Australia is an amazing country having a diverse geography and culture. There are six states and ten territories. Each one has its unique culture, attractions, and laws are the different as well.
What Is a State Vs a Territory?
Are you confused about the difference between a state and territory in Australia? The main difference between state and territory parliaments is where they get their powers to make laws. Each state has its own constitution, which lists the powers of that state’s parliament, including the ability to make laws. The territories do not have their own constitutions.
What Are the States of Australia?
The six states of Australia are:
- New South Wales
- South Australia
- Western Australia
Diversity of the Stats of Australia
Each state has its unique and delicate history, culture, and attraction. Some have been the business and corporate hub, while some are known for their diversified wildlife, landscape, beaches, and mountains. Each state, has its capital city and is responsible for various aspects of administration, including education, healthcare, and law enforcement. The state governments and parliament work independently from the federal government. Considering the needs and demands of states’ residents, they have unique laws, policies, and regulations. However, these six states work together to form a larger and unified Australia and play important roles in the functioning of the federal government.
History and Attractions of the States
New South Wales
New South Wales is the oldest state of all, which was established as a British penal colony in 1788. It is now the largest and most populous state in Australia.
On the other hand, Victoria was established in 1851 during a gold rush and is famous for its rich cultural heritage and lively cities.
South Australia was established as a free colony in 1836 and is known for the most picturesque landscape in Australia.
The state was established in 1859 and is popular for the tropical climate and diverse geography, including the Great Barrier Reef.
Established in 1901, Western Australia – is the largest state by area, with an enriched history of mining and agriculture.
Finally, Tasmania, established in 1856, is widely known for its rugged wilderness and unique wildlife.
What Are the Territories of Australia?
The territories don’t have their own constitutions. The Australian Constitution gives authority to the Australian parliament to make laws for the territories.
The ten territories of Australia are:
- Australian Capital Territory
- The Northern Territory
- Jervis Bay Territory, and
- And seven other external territories, mostly island territories.
Diversity of the Territories of Australia
The Australian Capital Territory (ACT) is the largest of all territories, and is home to Australia’s capital, Canberra. Northern Territory is a large and sparsely populated region located in the center of Australia. It is famous for its stunning landscape and wildlife.
The ACT and Northern Territory both are directly governed by the federal government. Jervis Bay Territory, primarily used as a naval base, is also governed by the federal government. The seven other external territories are mainly composed of island territories. Despite their differences, all territories play a significant role in the larger story of Australia and contribute to the nation’s diverse landscape and rich heritage.

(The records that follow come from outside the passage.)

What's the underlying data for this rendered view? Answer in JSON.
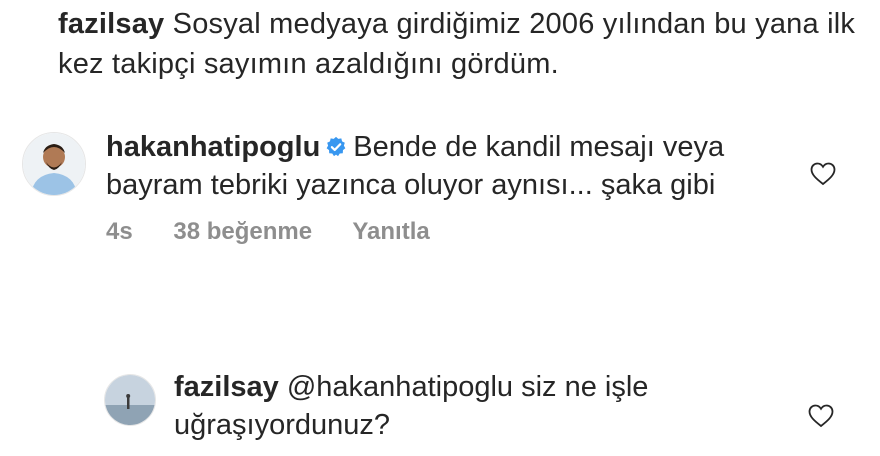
{
  "caption": {
    "username": "fazilsay",
    "text": "Sosyal medyaya girdiğimiz 2006 yılından bu yana ilk kez takipçi sayımın azaldığını gördüm."
  },
  "comment": {
    "username": "hakanhatipoglu",
    "verified_icon": "verified-badge-icon",
    "text": "Bende de kandil mesajı veya bayram tebriki yazınca oluyor aynısı... şaka gibi",
    "time": "4s",
    "likes": "38 beğenme",
    "reply_label": "Yanıtla",
    "like_icon": "heart-outline-icon"
  },
  "reply": {
    "username": "fazilsay",
    "text": "@hakanhatipoglu siz ne işle uğraşıyordunuz?",
    "like_icon": "heart-outline-icon"
  },
  "colors": {
    "text": "#262626",
    "muted": "#8e8e8e",
    "verified": "#3897f0"
  }
}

Australia has a lot to offer – from stunning landscapes to diverse cultures. All the states and territories have something special in character, making the country a true destination for travellers. Australia is a place where memories are made to last a lifetime. So pack your bags, grab your camera, and let the adventures begin!